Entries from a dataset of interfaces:
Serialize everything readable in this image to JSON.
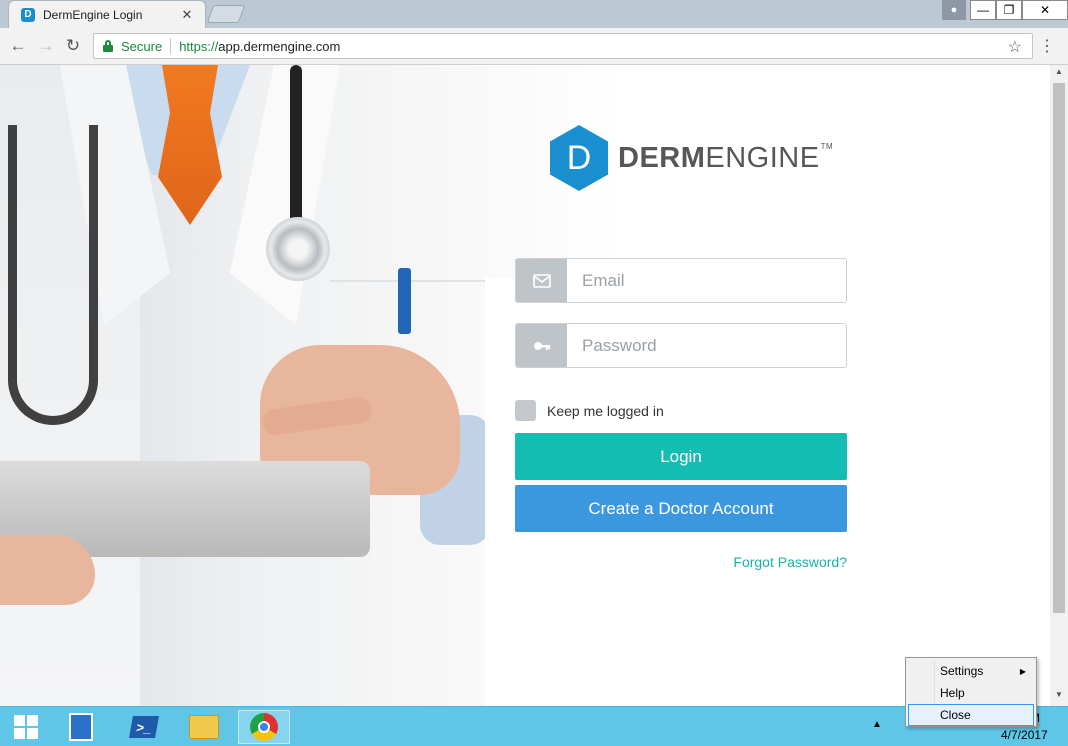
{
  "browser": {
    "tab_title": "DermEngine Login",
    "tab_favicon": "D",
    "tab_close": "✕",
    "secure_label": "Secure",
    "url_scheme": "https://",
    "url_host": "app.dermengine.com"
  },
  "window_controls": {
    "minimize": "—",
    "restore": "❐",
    "close": "✕"
  },
  "logo": {
    "mark": "D",
    "word_bold": "DERM",
    "word_light": "ENGINE",
    "tm": "TM"
  },
  "login": {
    "email_placeholder": "Email",
    "password_placeholder": "Password",
    "keep_logged_in": "Keep me logged in",
    "login_button": "Login",
    "create_account_button": "Create a Doctor Account",
    "forgot_password": "Forgot Password?"
  },
  "taskbar": {
    "clock_time": "M",
    "clock_date": "4/7/2017"
  },
  "context_menu": {
    "items": [
      {
        "label": "Settings"
      },
      {
        "label": "Help"
      },
      {
        "label": "Close"
      }
    ]
  },
  "colors": {
    "accent_teal": "#14bdb1",
    "accent_blue": "#3b98de",
    "brand_blue": "#1a8fd0",
    "taskbar": "#5fc6e8"
  },
  "icons": [
    "envelope-icon",
    "key-icon",
    "lock-icon",
    "star-icon",
    "kebab-menu-icon",
    "back-icon",
    "forward-icon",
    "reload-icon"
  ]
}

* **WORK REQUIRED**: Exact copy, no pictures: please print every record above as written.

* **ANSWER AREA**:
Serialize everything readable in this image to JSON.
{
  "browser": {
    "tab_title": "DermEngine Login",
    "tab_favicon": "D",
    "tab_close": "✕",
    "secure_label": "Secure",
    "url_scheme": "https://",
    "url_host": "app.dermengine.com"
  },
  "window_controls": {
    "minimize": "—",
    "restore": "❐",
    "close": "✕"
  },
  "logo": {
    "mark": "D",
    "word_bold": "DERM",
    "word_light": "ENGINE",
    "tm": "TM"
  },
  "login": {
    "email_placeholder": "Email",
    "password_placeholder": "Password",
    "keep_logged_in": "Keep me logged in",
    "login_button": "Login",
    "create_account_button": "Create a Doctor Account",
    "forgot_password": "Forgot Password?"
  },
  "taskbar": {
    "clock_time": "M",
    "clock_date": "4/7/2017"
  },
  "context_menu": {
    "items": [
      {
        "label": "Settings"
      },
      {
        "label": "Help"
      },
      {
        "label": "Close"
      }
    ]
  },
  "colors": {
    "accent_teal": "#14bdb1",
    "accent_blue": "#3b98de",
    "brand_blue": "#1a8fd0",
    "taskbar": "#5fc6e8"
  },
  "icons": [
    "envelope-icon",
    "key-icon",
    "lock-icon",
    "star-icon",
    "kebab-menu-icon",
    "back-icon",
    "forward-icon",
    "reload-icon"
  ]
}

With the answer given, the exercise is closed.